“This place is all the things I want for my kids, and all the things I want for the young people of my Tribe.”
1. I credit my own healing that I’ve experienced in connecting to our (Shoshone-Bannock) traditional homelands as part of the inspiration to start River Newe. Connecting with our lands helped me make sense of the abuse and violence I had experienced in my life, understanding that they’re residual remnants of intergenerational trauma, colonization and displacement. And I wish I had had access to healing as a young person.
2. The most recent moment that I remember seeing how River Newe makes a difference was last summer. With our tribal youth standing along the ridge of Underwater Canyon on the MF of the Salmon River, we were having a class discussion on how they thought our people salmon fished here. I listened as our students theorized how our ancestors connected to the land. I watched the students fishing alongside their ancestors as they realized that’s where they would stand with their future children and family. Interweaving past, present, and future generations in one moment represents everything River Newe is to me.
3. River Newe doesn’t end with the river season. But when I’m not working directly with River Newe, the community or being a mom, I do enjoy creating art, from traditional Shoshone art to printmaking and painting.

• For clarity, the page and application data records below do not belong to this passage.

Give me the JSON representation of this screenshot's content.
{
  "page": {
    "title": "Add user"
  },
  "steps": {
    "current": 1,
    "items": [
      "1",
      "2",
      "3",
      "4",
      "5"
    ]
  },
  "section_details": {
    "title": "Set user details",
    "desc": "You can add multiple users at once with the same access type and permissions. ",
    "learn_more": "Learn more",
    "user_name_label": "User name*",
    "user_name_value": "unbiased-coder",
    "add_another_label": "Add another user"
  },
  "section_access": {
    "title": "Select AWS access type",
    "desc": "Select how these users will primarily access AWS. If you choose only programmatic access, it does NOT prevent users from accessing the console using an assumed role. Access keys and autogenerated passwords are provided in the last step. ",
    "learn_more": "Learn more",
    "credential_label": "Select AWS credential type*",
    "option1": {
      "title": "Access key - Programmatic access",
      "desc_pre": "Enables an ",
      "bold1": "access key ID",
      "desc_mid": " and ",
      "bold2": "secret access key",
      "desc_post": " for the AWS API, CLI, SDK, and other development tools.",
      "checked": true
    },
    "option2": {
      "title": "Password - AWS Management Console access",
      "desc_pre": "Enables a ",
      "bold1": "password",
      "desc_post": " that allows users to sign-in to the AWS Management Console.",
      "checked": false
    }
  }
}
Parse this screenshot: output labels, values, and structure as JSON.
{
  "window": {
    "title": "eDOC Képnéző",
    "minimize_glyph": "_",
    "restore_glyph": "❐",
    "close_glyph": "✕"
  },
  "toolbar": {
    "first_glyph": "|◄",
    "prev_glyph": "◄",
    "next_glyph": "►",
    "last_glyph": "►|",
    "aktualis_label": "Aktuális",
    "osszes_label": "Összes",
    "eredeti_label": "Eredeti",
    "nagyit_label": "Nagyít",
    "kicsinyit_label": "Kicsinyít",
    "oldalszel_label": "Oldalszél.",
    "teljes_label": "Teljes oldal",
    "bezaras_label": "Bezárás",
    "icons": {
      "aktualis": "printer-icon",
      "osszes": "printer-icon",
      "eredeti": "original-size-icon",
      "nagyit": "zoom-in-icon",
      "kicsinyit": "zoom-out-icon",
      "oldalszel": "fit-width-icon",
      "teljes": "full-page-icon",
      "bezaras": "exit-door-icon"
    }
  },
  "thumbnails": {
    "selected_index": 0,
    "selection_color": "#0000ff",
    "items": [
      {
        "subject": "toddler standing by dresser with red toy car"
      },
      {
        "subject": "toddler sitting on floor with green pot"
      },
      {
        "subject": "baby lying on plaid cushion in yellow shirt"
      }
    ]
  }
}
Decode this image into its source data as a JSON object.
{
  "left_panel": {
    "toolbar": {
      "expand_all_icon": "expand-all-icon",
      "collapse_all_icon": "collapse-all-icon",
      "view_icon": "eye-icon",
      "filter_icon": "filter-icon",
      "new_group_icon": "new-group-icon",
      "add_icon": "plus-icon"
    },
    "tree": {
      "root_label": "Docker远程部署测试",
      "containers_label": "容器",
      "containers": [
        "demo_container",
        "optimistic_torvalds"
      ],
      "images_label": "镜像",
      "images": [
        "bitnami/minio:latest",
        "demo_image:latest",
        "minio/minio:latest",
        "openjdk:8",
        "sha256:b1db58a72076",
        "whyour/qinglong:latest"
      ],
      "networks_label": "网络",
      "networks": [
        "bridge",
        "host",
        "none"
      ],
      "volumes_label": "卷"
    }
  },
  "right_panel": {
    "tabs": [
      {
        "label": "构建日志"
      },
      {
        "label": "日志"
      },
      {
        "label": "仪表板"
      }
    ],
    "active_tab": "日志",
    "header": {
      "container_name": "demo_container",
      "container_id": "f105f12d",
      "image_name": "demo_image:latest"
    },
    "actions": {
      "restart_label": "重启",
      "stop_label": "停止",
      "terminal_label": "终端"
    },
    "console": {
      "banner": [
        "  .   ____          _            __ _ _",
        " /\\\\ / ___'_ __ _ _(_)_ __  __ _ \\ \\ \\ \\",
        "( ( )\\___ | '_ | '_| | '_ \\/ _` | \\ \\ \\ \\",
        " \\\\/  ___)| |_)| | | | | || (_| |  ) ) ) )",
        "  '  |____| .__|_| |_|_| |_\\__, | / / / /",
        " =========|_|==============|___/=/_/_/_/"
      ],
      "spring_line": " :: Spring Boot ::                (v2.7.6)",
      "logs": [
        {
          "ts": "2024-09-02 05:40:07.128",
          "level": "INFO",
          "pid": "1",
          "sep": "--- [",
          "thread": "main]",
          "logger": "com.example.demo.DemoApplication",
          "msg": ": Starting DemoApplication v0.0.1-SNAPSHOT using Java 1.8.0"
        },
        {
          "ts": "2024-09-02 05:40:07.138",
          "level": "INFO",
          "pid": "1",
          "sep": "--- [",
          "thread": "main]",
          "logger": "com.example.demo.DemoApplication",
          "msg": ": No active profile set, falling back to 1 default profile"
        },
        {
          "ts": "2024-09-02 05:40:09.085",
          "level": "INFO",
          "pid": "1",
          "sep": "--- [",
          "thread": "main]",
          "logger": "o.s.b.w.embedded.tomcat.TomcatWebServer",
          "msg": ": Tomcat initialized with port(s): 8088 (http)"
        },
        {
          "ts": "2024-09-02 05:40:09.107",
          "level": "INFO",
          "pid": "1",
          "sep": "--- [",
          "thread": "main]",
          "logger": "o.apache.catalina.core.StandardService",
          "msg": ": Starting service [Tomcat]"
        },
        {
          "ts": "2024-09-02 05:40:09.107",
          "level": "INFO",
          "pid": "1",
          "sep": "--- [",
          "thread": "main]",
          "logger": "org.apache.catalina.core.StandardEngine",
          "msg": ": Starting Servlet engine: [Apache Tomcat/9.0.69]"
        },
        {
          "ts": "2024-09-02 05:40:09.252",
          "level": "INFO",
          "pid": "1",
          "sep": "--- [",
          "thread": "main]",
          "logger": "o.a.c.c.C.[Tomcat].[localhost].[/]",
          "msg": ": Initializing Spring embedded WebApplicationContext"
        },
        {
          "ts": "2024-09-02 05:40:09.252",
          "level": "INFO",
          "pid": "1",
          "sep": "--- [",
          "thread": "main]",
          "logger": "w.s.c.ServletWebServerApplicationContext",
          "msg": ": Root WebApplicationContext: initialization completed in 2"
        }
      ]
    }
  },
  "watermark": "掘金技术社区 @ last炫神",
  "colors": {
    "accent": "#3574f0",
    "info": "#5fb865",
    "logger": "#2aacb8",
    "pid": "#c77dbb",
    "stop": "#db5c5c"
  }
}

LEAD Ambassador Sammy Matsaw is a grandfather, father, husband, extended family relative and tribal member of the Shoshone-Bannock Tribes, and research biologist in their Fish and Wildlife Department. His involvement with River Newe as a Co-Founder is to facilitate all the things to assist Jessica in her delivery of curriculum for the tribal youth while assisting where he can in sharing Indigenous science.
1. The intergenerational learning experiences we facilitate within River Newe are to bring us back to ourselves, back to our relatives and ancestors. Growing up in these so-called deficit statistics that try to define our tribal communities (high rates of diabetes, suicide, substance abuse, etc.), I’ve heard only the negative stories. I see and live in those statistics, but I also live in great support systems and deep connections with homelands. No one tells that story or tells the story of our compassion. We are doing this because we want to tell a different story.
2. We took a couple of young men with us on a test phase to go down the Middle Fork of the Salmon. On the first night at camp, we shared through rose-bud-thorn: something positive, new and challenging. One of the young men said, “I don’t know why I’m here, I almost died, and I’m happy to be alive!” On our last night, we revisited our rose-bud-thorns from day one. When we came around to him, he said, “I know why I’m here, I don’t want to leave, and this is my home!” In that moment, I knew River Newe was going to make a difference.
3. We never get on the water without kids, water + snacks, Gorilla tape, Chacos, and a life vest with chapstick in it.